So yeah, as I’ve grown more proficient I became really thankful of this history. It let me arrive at some kind of strange, unlikely places basically because I didn’t know better or that my solution was so bad that it completely circumnavigated the initial problem and started me on a new project.
As a culture, we talk a lot about the naïve writer or painter or poet. But very rarely do we speak of the naïve programmer. And I think that’s a real shame. I guess what I’m trying to say is that it comes through, you know. I’m an aura believer, in fairness, but I believe that the insides of a thing can never really be fully invisible. That they intrinsically change how something feels or behaves, even when they’re trying to hide. And wouldn’t it be better to have the insides be interesting or unique, or non industry‐specified, or built by someone who’s kind of new and learning the thing?
So, my last few minutes I wanted to switch tracks a little bit and talk about Twitter bots right now, and get more on a soapbox. And I wanted to tell you you don’t have to make Twitter bots. And I’m sure you’re like, “Duh I don’t have to make Twitter bots. I don’t have to make anything.” But really, right? They’re recognized as a thing that “creative coders” do. People get press about them occasionally, like even big art blogs, Wired, or whatever. And they’re wonderful in a lot of ways. They’re compact and manageable, and they can scale up to huge proportions or work small. There’s tools that help new coders get started. And there’s vast APIs that are impenetrable enough to even the most ardent developer.
But it’s pretty dang saturated out there. And of course it’s never impossible to come up with something new and wild and revolutionary. And most of the people who are watching this right now probably have, probably really recently. But it can be hard right now for someone else to have not done it already, and I think I see these really wonderful quiet things get lost in the fog.

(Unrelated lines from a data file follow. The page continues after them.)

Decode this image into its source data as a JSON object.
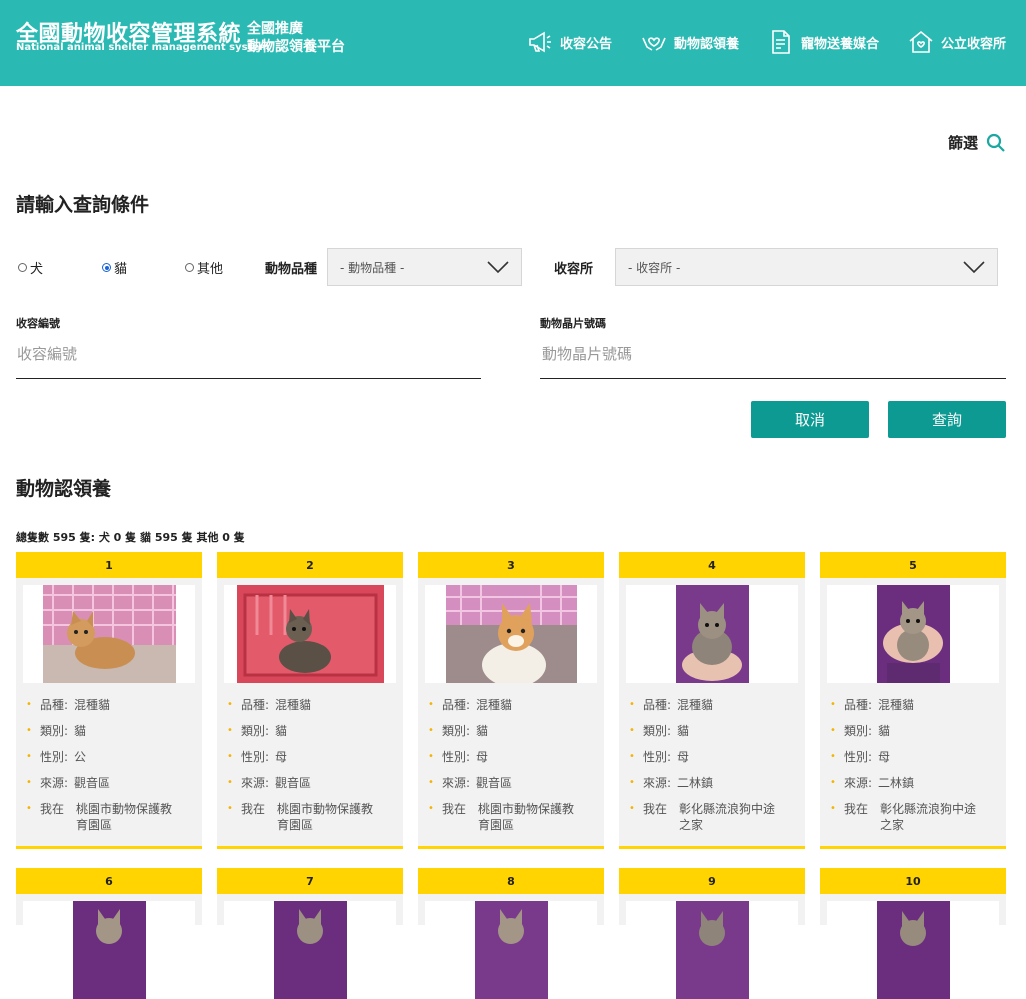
{
  "header": {
    "logo_main": "全國動物收容管理系統",
    "logo_sub": "National animal shelter management system",
    "logo_side_1": "全國推廣",
    "logo_side_2": "動物認領養平台",
    "nav": [
      {
        "label": "收容公告",
        "icon": "megaphone-icon"
      },
      {
        "label": "動物認領養",
        "icon": "hands-heart-icon"
      },
      {
        "label": "寵物送養媒合",
        "icon": "document-icon"
      },
      {
        "label": "公立收容所",
        "icon": "house-heart-icon"
      }
    ]
  },
  "filter": {
    "label": "篩選",
    "icon": "search-icon"
  },
  "query": {
    "title": "請輸入查詢條件",
    "radios": [
      {
        "label": "犬",
        "checked": false
      },
      {
        "label": "貓",
        "checked": true
      },
      {
        "label": "其他",
        "checked": false
      }
    ],
    "breed_label": "動物品種",
    "breed_value": "- 動物品種 -",
    "shelter_label": "收容所",
    "shelter_value": "- 收容所 -",
    "id_label": "收容編號",
    "id_placeholder": "收容編號",
    "chip_label": "動物晶片號碼",
    "chip_placeholder": "動物晶片號碼",
    "cancel": "取消",
    "search": "查詢"
  },
  "results": {
    "title": "動物認領養",
    "count_text": "總隻數 595 隻:   犬 0 隻 貓 595 隻 其他 0 隻",
    "key_breed": "品種:",
    "key_type": "類別:",
    "key_sex": "性別:",
    "key_source": "來源:",
    "key_at": "我在",
    "cards": [
      {
        "no": "1",
        "breed": "混種貓",
        "type": "貓",
        "sex": "公",
        "source": "觀音區",
        "at": "桃園市動物保護教育園區"
      },
      {
        "no": "2",
        "breed": "混種貓",
        "type": "貓",
        "sex": "母",
        "source": "觀音區",
        "at": "桃園市動物保護教育園區"
      },
      {
        "no": "3",
        "breed": "混種貓",
        "type": "貓",
        "sex": "母",
        "source": "觀音區",
        "at": "桃園市動物保護教育園區"
      },
      {
        "no": "4",
        "breed": "混種貓",
        "type": "貓",
        "sex": "母",
        "source": "二林鎮",
        "at": "彰化縣流浪狗中途之家"
      },
      {
        "no": "5",
        "breed": "混種貓",
        "type": "貓",
        "sex": "母",
        "source": "二林鎮",
        "at": "彰化縣流浪狗中途之家"
      },
      {
        "no": "6"
      },
      {
        "no": "7"
      },
      {
        "no": "8"
      },
      {
        "no": "9"
      },
      {
        "no": "10"
      }
    ]
  },
  "colors": {
    "brand": "#2bbab3",
    "button": "#0c9a92",
    "card_head": "#ffd400"
  }
}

And you know, no big deal, right? One [?] can always do an idea second, or way better, and we’re all learning, you know. And we’re learning about how fabulous it feels to knock something out in a few weeks or days or hours, and how brevity can great room for poetics to rush in. And watching people interact with bots in such spaces is really unique. They’re like a home for those strange messes of code, and for learning.

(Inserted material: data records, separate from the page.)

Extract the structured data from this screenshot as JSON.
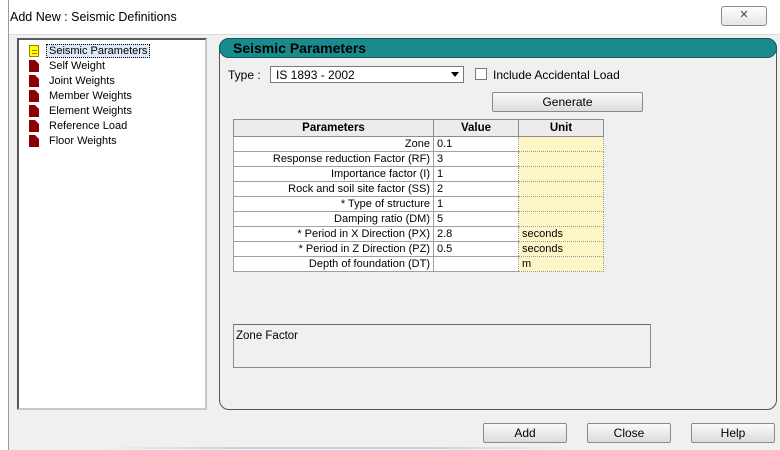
{
  "window": {
    "title": "Add New : Seismic Definitions",
    "close_glyph": "✕"
  },
  "tree": {
    "items": [
      {
        "label": "Seismic Parameters",
        "selected": true
      },
      {
        "label": "Self Weight"
      },
      {
        "label": "Joint Weights"
      },
      {
        "label": "Member Weights"
      },
      {
        "label": "Element Weights"
      },
      {
        "label": "Reference Load"
      },
      {
        "label": "Floor Weights"
      }
    ]
  },
  "panel": {
    "title": "Seismic Parameters",
    "type_label": "Type :",
    "type_value": "IS 1893 - 2002",
    "accidental_label": "Include Accidental Load",
    "accidental_checked": false,
    "generate_label": "Generate"
  },
  "table": {
    "headers": [
      "Parameters",
      "Value",
      "Unit"
    ],
    "rows": [
      {
        "param": "Zone",
        "value": "0.1",
        "unit": ""
      },
      {
        "param": "Response reduction Factor (RF)",
        "value": "3",
        "unit": ""
      },
      {
        "param": "Importance factor (I)",
        "value": "1",
        "unit": ""
      },
      {
        "param": "Rock and soil site factor (SS)",
        "value": "2",
        "unit": ""
      },
      {
        "param": "* Type of structure",
        "value": "1",
        "unit": ""
      },
      {
        "param": "Damping ratio (DM)",
        "value": "5",
        "unit": ""
      },
      {
        "param": "* Period in X Direction (PX)",
        "value": "2.8",
        "unit": "seconds"
      },
      {
        "param": "* Period in Z Direction (PZ)",
        "value": "0.5",
        "unit": "seconds"
      },
      {
        "param": "Depth of foundation (DT)",
        "value": "",
        "unit": "m"
      }
    ]
  },
  "description": {
    "text": "Zone Factor"
  },
  "buttons": {
    "add": "Add",
    "close": "Close",
    "help": "Help"
  },
  "colors": {
    "header_accent": "#1a8b8c",
    "unit_cell": "#fff6c8",
    "tree_icon": "#8b0000",
    "selected_icon": "#ffff00"
  }
}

But still, let’s be honest. Branded Microsoft disasters might not be the end of the end. But it’s not the Wild West anymore. At very best it might be like a well‐to‐do pioneer town. And at worst, maybe it’s on its way to like a suburb. But you know, this is all to say our skill sets scale. We know a bit of code, sure. But we’ve also learned to execute ideas quickly. Prototype fun, tiny things. How to be silly or serious by turns. We’ve built communities and tools and made them viable and good for each other.
These skills do not just apply to certain spaces and one community on the Internet. All the things that have made Twitter bots this kind of verdant creative space, the small community of dedicated and passionate weirdos, like the sometimes loose terms of service, social platform that rewards small public interactions, huge amounts of accessible human data… These are available to anyone anywhere on practically any service or platform or app on‐ or possibly offline. So yeah, I guess I would ask you to take these tools and turn them to your own spaces. And yes, this is possibly Twitter, and probably Twitter. But it probably won’t be forever. And it might not be right now. And you don’t have to live there.

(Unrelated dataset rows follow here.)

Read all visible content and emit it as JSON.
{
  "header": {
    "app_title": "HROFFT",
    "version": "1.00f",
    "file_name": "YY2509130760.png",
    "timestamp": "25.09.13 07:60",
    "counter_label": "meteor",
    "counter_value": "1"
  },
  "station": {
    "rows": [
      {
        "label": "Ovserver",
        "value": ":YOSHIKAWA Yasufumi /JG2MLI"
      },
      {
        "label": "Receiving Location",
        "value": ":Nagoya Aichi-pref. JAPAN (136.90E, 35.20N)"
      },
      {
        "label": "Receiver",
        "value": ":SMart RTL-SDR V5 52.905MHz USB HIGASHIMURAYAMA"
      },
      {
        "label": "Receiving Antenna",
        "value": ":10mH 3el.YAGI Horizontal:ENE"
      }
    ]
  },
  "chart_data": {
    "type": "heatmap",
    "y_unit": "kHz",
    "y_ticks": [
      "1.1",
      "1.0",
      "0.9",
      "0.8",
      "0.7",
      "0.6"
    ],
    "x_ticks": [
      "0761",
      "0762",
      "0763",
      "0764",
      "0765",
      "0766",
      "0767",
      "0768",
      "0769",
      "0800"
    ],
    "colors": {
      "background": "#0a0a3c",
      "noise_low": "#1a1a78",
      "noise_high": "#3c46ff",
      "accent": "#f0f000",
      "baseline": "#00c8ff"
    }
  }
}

So, I sincerely hope y’all, and I mean the capital Y y’all as in the y’all that are making things seriously right now for your present Internet, your community in the world at large, build a fantastic, weird, tiny project renaissance anywhere that feels like it’s really home.
Darius Kazemi's home page for Bot Summit 2016.